Assignment
Working through the lines below, return each one that holds "Austin".

The data
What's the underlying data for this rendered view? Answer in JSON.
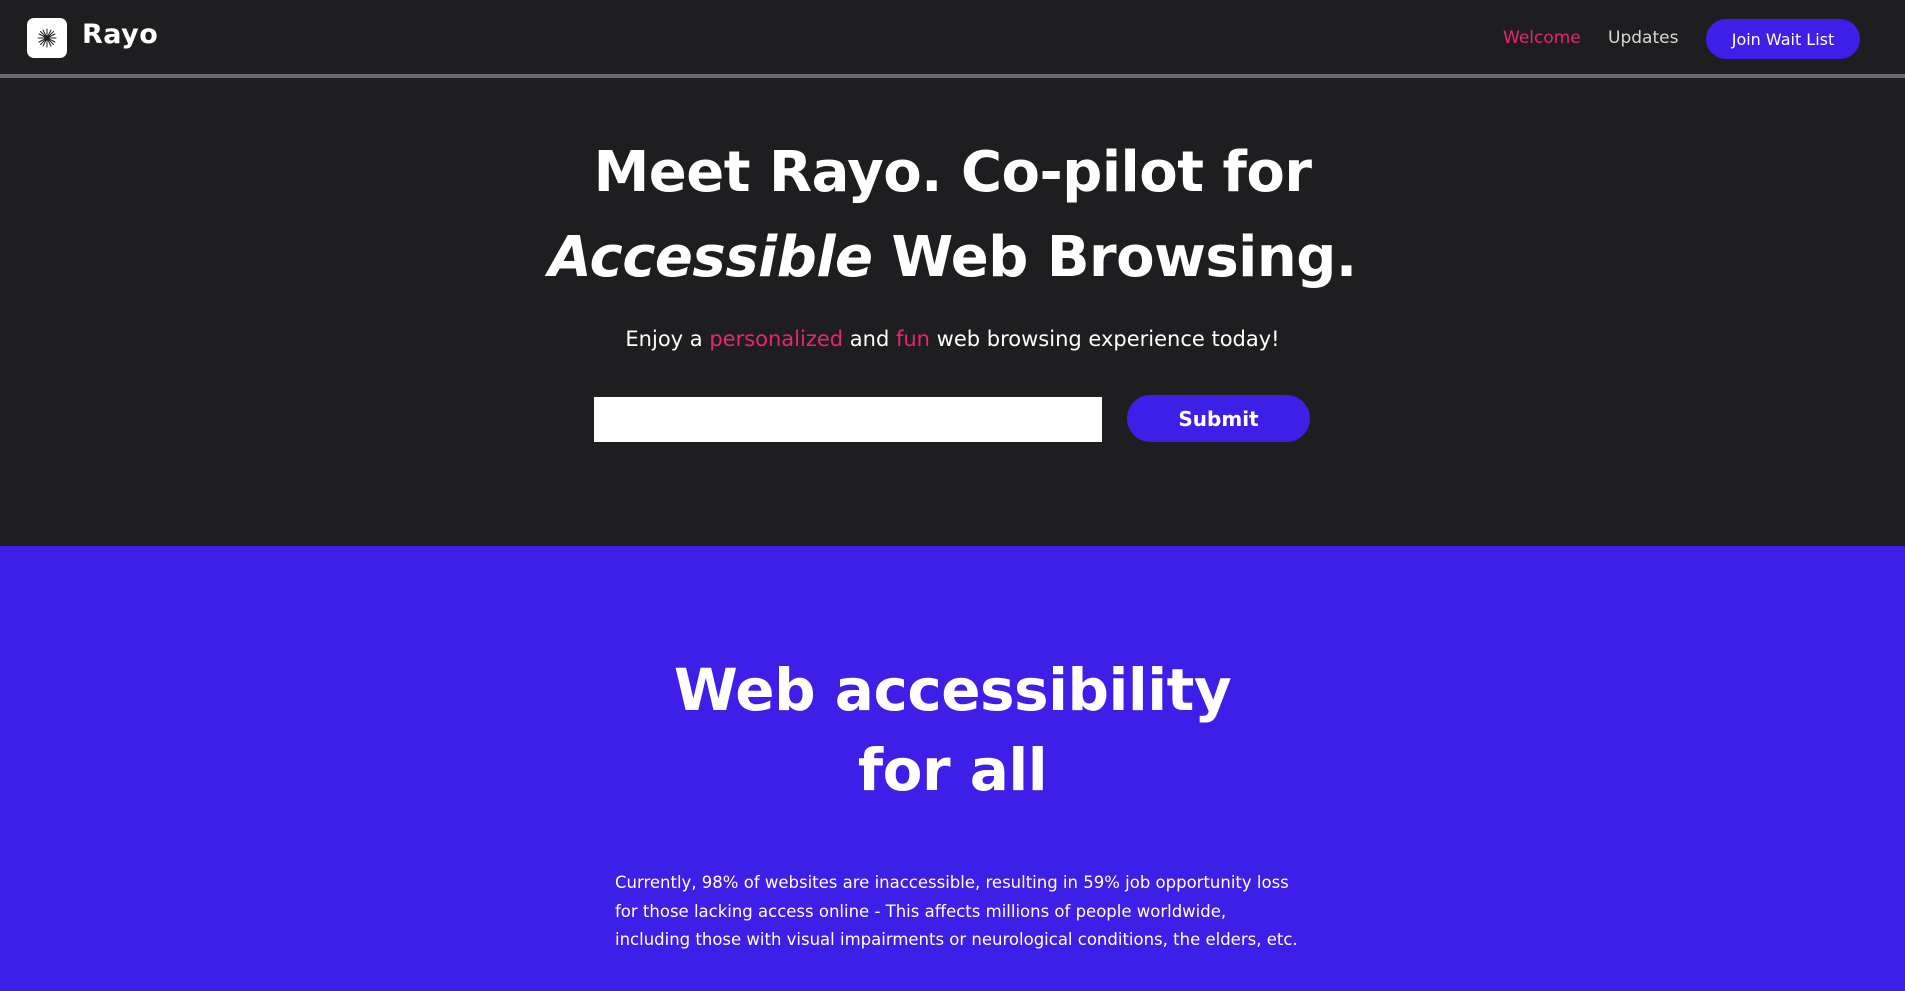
{
  "nav": {
    "brand": "Rayo",
    "welcome": "Welcome",
    "updates": "Updates",
    "cta": "Join Wait List"
  },
  "hero": {
    "line1": "Meet Rayo. Co-pilot for",
    "line2_italic": "Accessible",
    "line2_rest": " Web Browsing.",
    "sub_pre": "Enjoy a ",
    "sub_accent1": "personalized",
    "sub_mid": " and ",
    "sub_accent2": "fun",
    "sub_post": " web browsing experience today!",
    "email_placeholder": "",
    "submit": "Submit"
  },
  "section2": {
    "title_line1": "Web accessibility",
    "title_line2": "for all",
    "body": "Currently, 98% of websites are inaccessible, resulting in 59% job opportunity loss for those lacking access online - This affects millions of people worldwide, including those with visual impairments or neurological conditions, the elders, etc."
  },
  "colors": {
    "dark_bg": "#1e1e20",
    "brand_purple": "#3d1fe8",
    "accent_pink": "#e8266e"
  },
  "icons": {
    "logo": "rayo-spark-icon"
  }
}
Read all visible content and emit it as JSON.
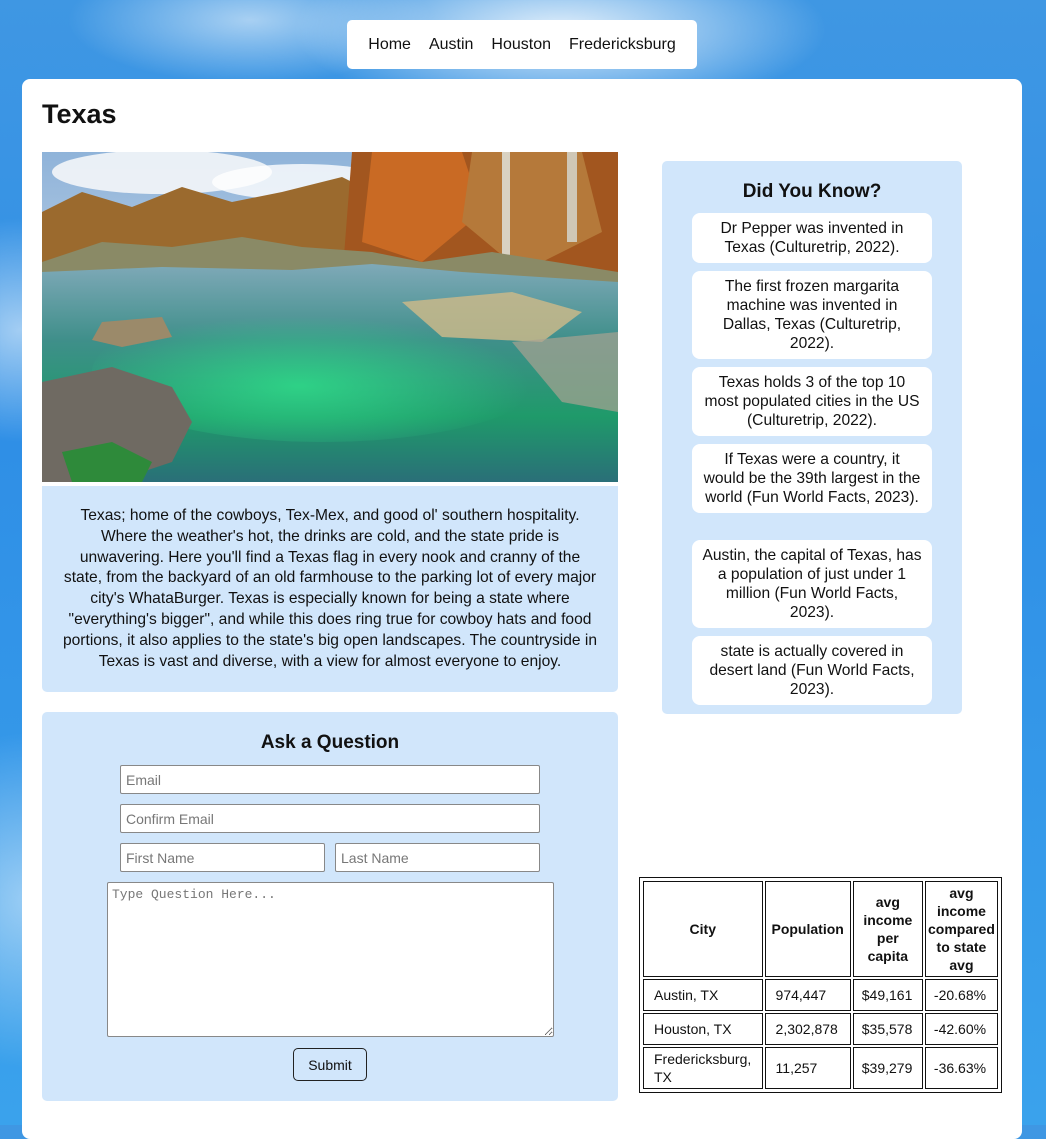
{
  "nav": {
    "items": [
      {
        "label": "Home"
      },
      {
        "label": "Austin"
      },
      {
        "label": "Houston"
      },
      {
        "label": "Fredericksburg"
      }
    ]
  },
  "page_title": "Texas",
  "description": "Texas; home of the cowboys, Tex-Mex, and good ol' southern hospitality. Where the weather's hot, the drinks are cold, and the state pride is unwavering. Here you'll find a Texas flag in every nook and cranny of the state, from the backyard of an old farmhouse to the parking lot of every major city's WhataBurger. Texas is especially known for being a state where \"everything's bigger\", and while this does ring true for cowboy hats and food portions, it also applies to the state's big open landscapes. The countryside in Texas is vast and diverse, with a view for almost everyone to enjoy.",
  "form": {
    "title": "Ask a Question",
    "email_placeholder": "Email",
    "confirm_email_placeholder": "Confirm Email",
    "first_name_placeholder": "First Name",
    "last_name_placeholder": "Last Name",
    "question_placeholder": "Type Question Here...",
    "submit_label": "Submit"
  },
  "facts": {
    "title": "Did You Know?",
    "items": [
      {
        "text": "Dr Pepper was invented in Texas (Culturetrip, 2022)."
      },
      {
        "text": "The first frozen margarita machine was invented in Dallas, Texas (Culturetrip, 2022)."
      },
      {
        "text": "Texas holds 3 of the top 10 most populated cities in the US (Culturetrip, 2022)."
      },
      {
        "text": "If Texas were a country, it would be the 39th largest in the world (Fun World Facts, 2023)."
      },
      {
        "text": "Austin, the capital of Texas, has a population of just under 1 million (Fun World Facts, 2023)."
      },
      {
        "text": "state is actually covered in desert land (Fun World Facts, 2023)."
      }
    ]
  },
  "table": {
    "headers": [
      "City",
      "Population",
      "avg income per capita",
      "avg income compared to state avg"
    ],
    "rows": [
      [
        "Austin, TX",
        "974,447",
        "$49,161",
        "-20.68%"
      ],
      [
        "Houston, TX",
        "2,302,878",
        "$35,578",
        "-42.60%"
      ],
      [
        "Fredericksburg, TX",
        "11,257",
        "$39,279",
        "-36.63%"
      ]
    ]
  }
}
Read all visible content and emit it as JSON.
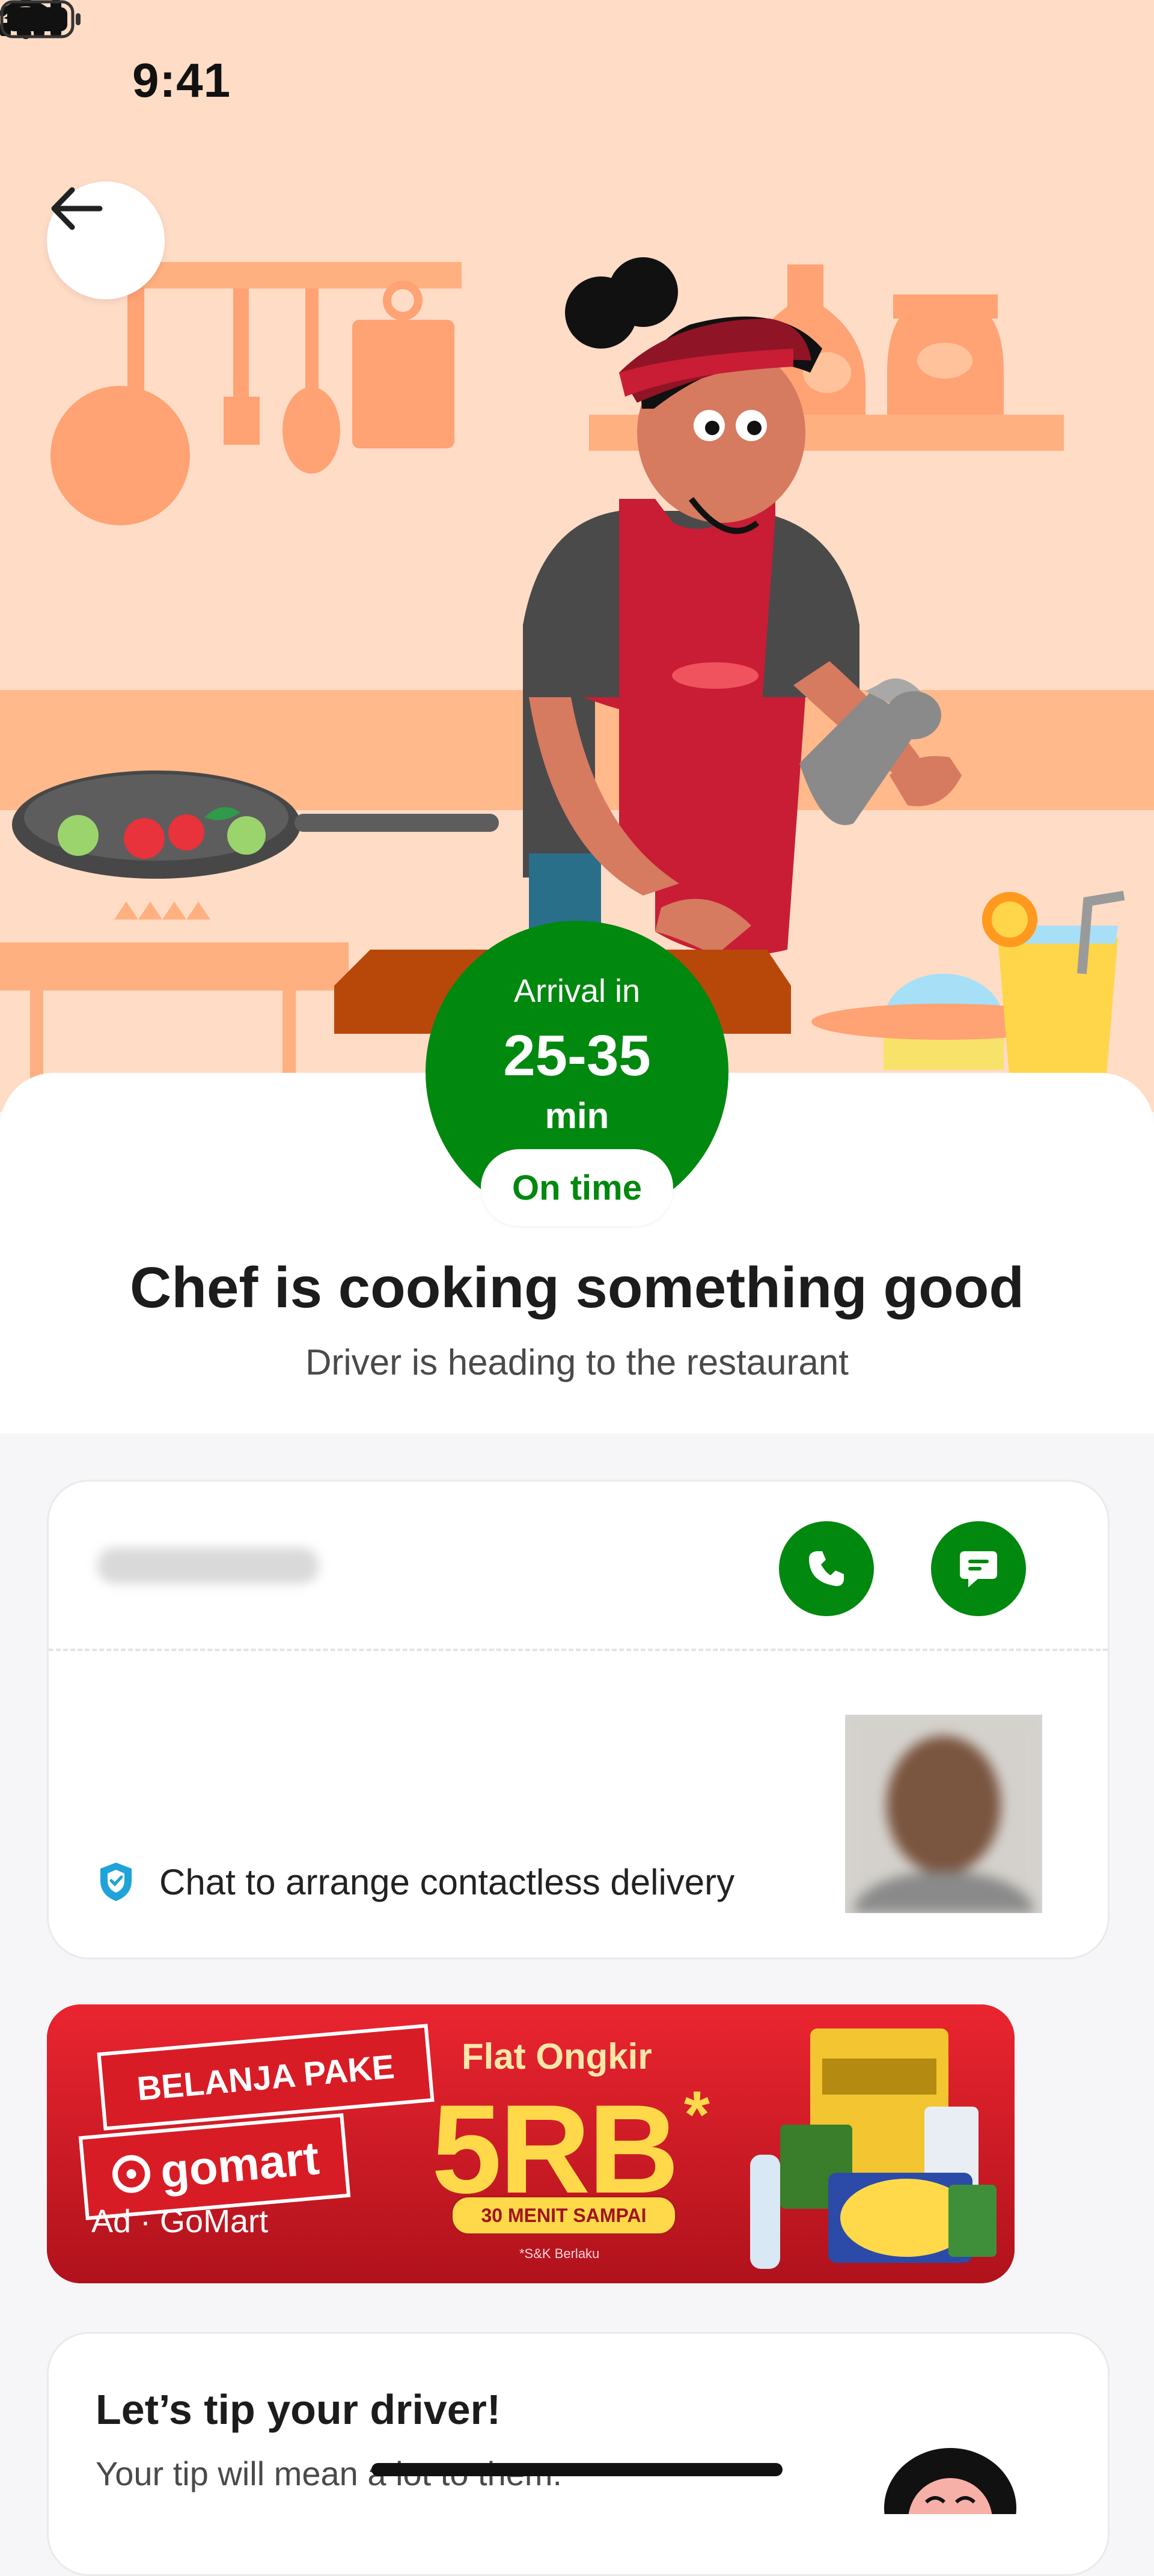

Answer below
        "label": "Austin"
        "text": "Austin, the capital of Texas, has a population of just under 1 million (Fun World Facts, 2023)."
        "Austin, TX",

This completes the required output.